Here is how:
$ sudo -s
# echo 1 > /proc/sys/kernel/panic
# echo c > /proc/sysrq-trigger
The file "panic" by default has value "0". If you want machine actually reboot, this needs to be changed, otherwise machine will simply "hang" until hardware reset or power cycle.
The file "sysrq-trigger" has a lot of commands, where "c" is what we need at this time. Here is full list of the commands one could use in a future:
- 'r' - Turns off keyboard raw mode and sets it to XLATE.
- 'k' - Secure Access Key. Kills all programs on the current virtual console.
- 'b' - Immediately reboot the system without syncing or unmounting disks.
- 'c' - Intentionally crash the system without syncing or unmounting disks. This is most useful if the NETDUMP client package has been installed.
- 'o' - Shut the system off (if configured and supported).
- 's' - Attempt to sync all mounted filesystems.
- 'u' - Attempt to remount all mounted filesystems read-only.
- 'p' - Dump the current registers and flags to current console.
- 't' - Dump a list of current tasks and their information to current console.
- 'm' - Dump current memory info to current console.
- '0'-'9' - Sets the console log level, controlling which kernel messages will be printed to current console. For example, '0' would make it so that only emergency messages like PANICs or OOPSes would make it to current console.
- 'e' - Send a SIGTERM to all processes, except for init.

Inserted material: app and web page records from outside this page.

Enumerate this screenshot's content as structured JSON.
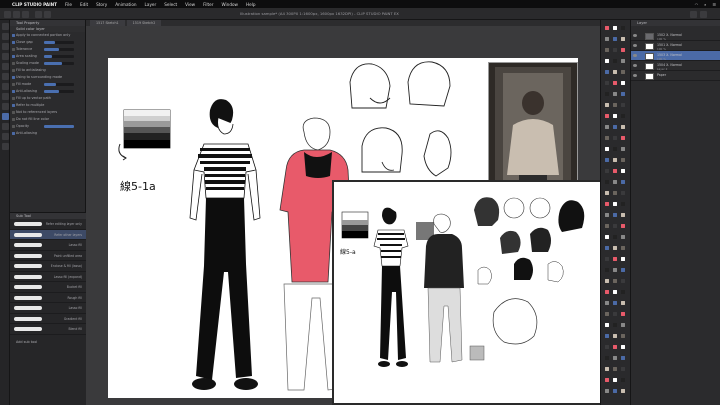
{
  "menubar": {
    "app_name": "CLIP STUDIO PAINT",
    "items": [
      "File",
      "Edit",
      "Story",
      "Animation",
      "Layer",
      "Select",
      "View",
      "Filter",
      "Window",
      "Help"
    ]
  },
  "command_bar": {
    "document_title": "Illustration sample* (A4 300PX 1:1600px, 1600px 1632DPI) - CLIP STUDIO PAINT EX"
  },
  "canvas_tabs": [
    "1517 Sketch1",
    "1519 Sketch2"
  ],
  "tool_property": {
    "header": "Tool Property",
    "subheader": "Solid color layer",
    "rows": [
      {
        "label": "Apply to connected portion only",
        "checked": true,
        "slider": null
      },
      {
        "label": "Close gap",
        "checked": true,
        "slider": 0.35
      },
      {
        "label": "Tolerance",
        "checked": false,
        "slider": 0.5
      },
      {
        "label": "Area scaling",
        "checked": true,
        "slider": 0.25
      },
      {
        "label": "Scaling mode",
        "checked": false,
        "slider": 0.6
      },
      {
        "label": "Fill to antialiasing",
        "checked": false,
        "slider": null
      },
      {
        "label": "Using to surrounding mode",
        "checked": true,
        "slider": null
      },
      {
        "label": "Fill mode",
        "checked": false,
        "slider": 0.4
      },
      {
        "label": "Anti-aliasing",
        "checked": true,
        "slider": 0.5
      },
      {
        "label": "Fill up to vector path",
        "checked": false,
        "slider": null
      },
      {
        "label": "Refer to multiple",
        "checked": true,
        "slider": null
      },
      {
        "label": "Not to referenced layers",
        "checked": false,
        "slider": null
      },
      {
        "label": "Do not fill line color",
        "checked": false,
        "slider": null
      },
      {
        "label": "Opacity",
        "checked": false,
        "slider": 1.0
      },
      {
        "label": "Anti-aliasing",
        "checked": true,
        "slider": null
      }
    ]
  },
  "sub_tool": {
    "header": "Sub Tool",
    "brushes": [
      {
        "label": "Refer editing layer only",
        "selected": false
      },
      {
        "label": "Refer other layers",
        "selected": true
      },
      {
        "label": "Lasso fill",
        "selected": false
      },
      {
        "label": "Paint unfilled area",
        "selected": false
      },
      {
        "label": "Enclose & fill (lasso)",
        "selected": false
      },
      {
        "label": "Lasso fill (expand)",
        "selected": false
      },
      {
        "label": "Bucket fill",
        "selected": false
      },
      {
        "label": "Rough fill",
        "selected": false
      },
      {
        "label": "Lasso fill",
        "selected": false
      },
      {
        "label": "Gradient fill",
        "selected": false
      },
      {
        "label": "Blend fill",
        "selected": false
      }
    ],
    "footer": "Add sub tool"
  },
  "canvas": {
    "label_main": "線5-1a",
    "label_inset": "線5-a"
  },
  "layers": {
    "header": "Layer",
    "rows": [
      {
        "name": "1502 X. Normal",
        "meta": "100 %",
        "selected": false,
        "folder": true
      },
      {
        "name": "1501 X. Normal",
        "meta": "100 %",
        "selected": false,
        "folder": false
      },
      {
        "name": "1503 X. Normal",
        "meta": "100 %",
        "selected": true,
        "folder": false
      },
      {
        "name": "1504 X. Normal",
        "meta": "Layer 2",
        "selected": false,
        "folder": false
      },
      {
        "name": "Paper",
        "meta": "",
        "selected": false,
        "folder": false
      }
    ]
  },
  "colors": {
    "accent": "#4b6aa6",
    "hoodie_red": "#e85a6a"
  }
}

- 'i' - Send a SIGKILL to all processes, except for init.
- 'l' - Send a SIGKILL to all processes, INCLUDING init. This turns the system completely hosed.
Hope it helps.